Except for some of the disgusting fare we cover in articles and book chapters, I tend to crave whatever we are discussing in my Poetics and Politics of Food Class. You may have heard me refer to it as my Foodie Lit Class. A couple of weeks ago, among other foodie things we discussed edamame beans, a review on a journalist nibbling on rat cuisine in China, and then a discussion about salt as it relates to history and literature, I was hungry. To clarify, I wasn't hungry for the sauteed rats; I rather pined for edamame beans sprinkled with a little pinch of salt tossed over my left shoulder to ward away evil spirits. Can you tell I embellished a bit on the last part? I did not partake in the tossing of the salt.

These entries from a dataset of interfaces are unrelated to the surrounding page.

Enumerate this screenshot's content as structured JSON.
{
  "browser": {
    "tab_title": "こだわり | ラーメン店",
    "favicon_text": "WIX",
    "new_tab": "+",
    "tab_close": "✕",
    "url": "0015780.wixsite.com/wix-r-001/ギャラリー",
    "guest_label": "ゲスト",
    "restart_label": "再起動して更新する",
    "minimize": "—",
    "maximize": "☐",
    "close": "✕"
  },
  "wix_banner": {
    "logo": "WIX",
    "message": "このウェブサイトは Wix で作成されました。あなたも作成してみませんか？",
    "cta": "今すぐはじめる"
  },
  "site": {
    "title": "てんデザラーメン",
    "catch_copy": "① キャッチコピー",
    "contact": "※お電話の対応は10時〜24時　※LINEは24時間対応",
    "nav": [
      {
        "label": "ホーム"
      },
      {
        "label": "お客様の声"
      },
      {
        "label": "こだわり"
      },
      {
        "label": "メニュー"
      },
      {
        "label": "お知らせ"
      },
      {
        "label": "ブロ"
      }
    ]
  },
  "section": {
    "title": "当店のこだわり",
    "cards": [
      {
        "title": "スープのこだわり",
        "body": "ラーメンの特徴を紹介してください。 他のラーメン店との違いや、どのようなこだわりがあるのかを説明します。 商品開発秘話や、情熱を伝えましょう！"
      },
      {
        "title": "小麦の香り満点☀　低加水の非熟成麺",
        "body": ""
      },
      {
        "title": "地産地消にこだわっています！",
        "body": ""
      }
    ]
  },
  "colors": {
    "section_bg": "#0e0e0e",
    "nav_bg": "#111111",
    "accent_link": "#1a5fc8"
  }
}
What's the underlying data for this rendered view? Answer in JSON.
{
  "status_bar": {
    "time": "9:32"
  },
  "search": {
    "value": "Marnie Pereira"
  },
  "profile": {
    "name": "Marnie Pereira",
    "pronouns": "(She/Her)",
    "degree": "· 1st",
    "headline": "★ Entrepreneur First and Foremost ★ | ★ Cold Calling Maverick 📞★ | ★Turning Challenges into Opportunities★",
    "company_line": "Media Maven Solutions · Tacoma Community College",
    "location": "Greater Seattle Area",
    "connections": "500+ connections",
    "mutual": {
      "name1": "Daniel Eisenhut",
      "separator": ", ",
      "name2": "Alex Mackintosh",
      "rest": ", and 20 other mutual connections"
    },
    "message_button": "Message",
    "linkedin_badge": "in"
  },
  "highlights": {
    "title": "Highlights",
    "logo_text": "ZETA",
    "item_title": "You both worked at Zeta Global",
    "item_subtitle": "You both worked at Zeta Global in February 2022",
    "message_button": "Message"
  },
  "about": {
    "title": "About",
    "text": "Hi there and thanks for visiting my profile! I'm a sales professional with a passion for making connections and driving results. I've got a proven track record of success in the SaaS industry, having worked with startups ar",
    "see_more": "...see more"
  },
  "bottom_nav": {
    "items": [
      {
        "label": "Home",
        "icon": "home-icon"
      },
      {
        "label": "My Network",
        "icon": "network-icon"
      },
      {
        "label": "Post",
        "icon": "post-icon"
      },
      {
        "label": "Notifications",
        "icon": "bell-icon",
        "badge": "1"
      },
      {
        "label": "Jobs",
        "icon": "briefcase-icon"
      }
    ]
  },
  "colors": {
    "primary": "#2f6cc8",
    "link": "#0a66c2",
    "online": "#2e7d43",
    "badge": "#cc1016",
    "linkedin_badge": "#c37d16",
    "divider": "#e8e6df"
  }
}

For this week, I nearly finished the book "The Hamburger" by Josh Ozersky. The title captures the story. The book is about the history of the hamburger. There are comics, illustrations, an appendices, and an index. The tone is conversational yet academic in regards to the amount of research placed in the book. Admittedly, to the chagrin of my vegan and vegetarian friends, I craved a hamburger. Yep, we paid homage to "Five Guys" and indulged.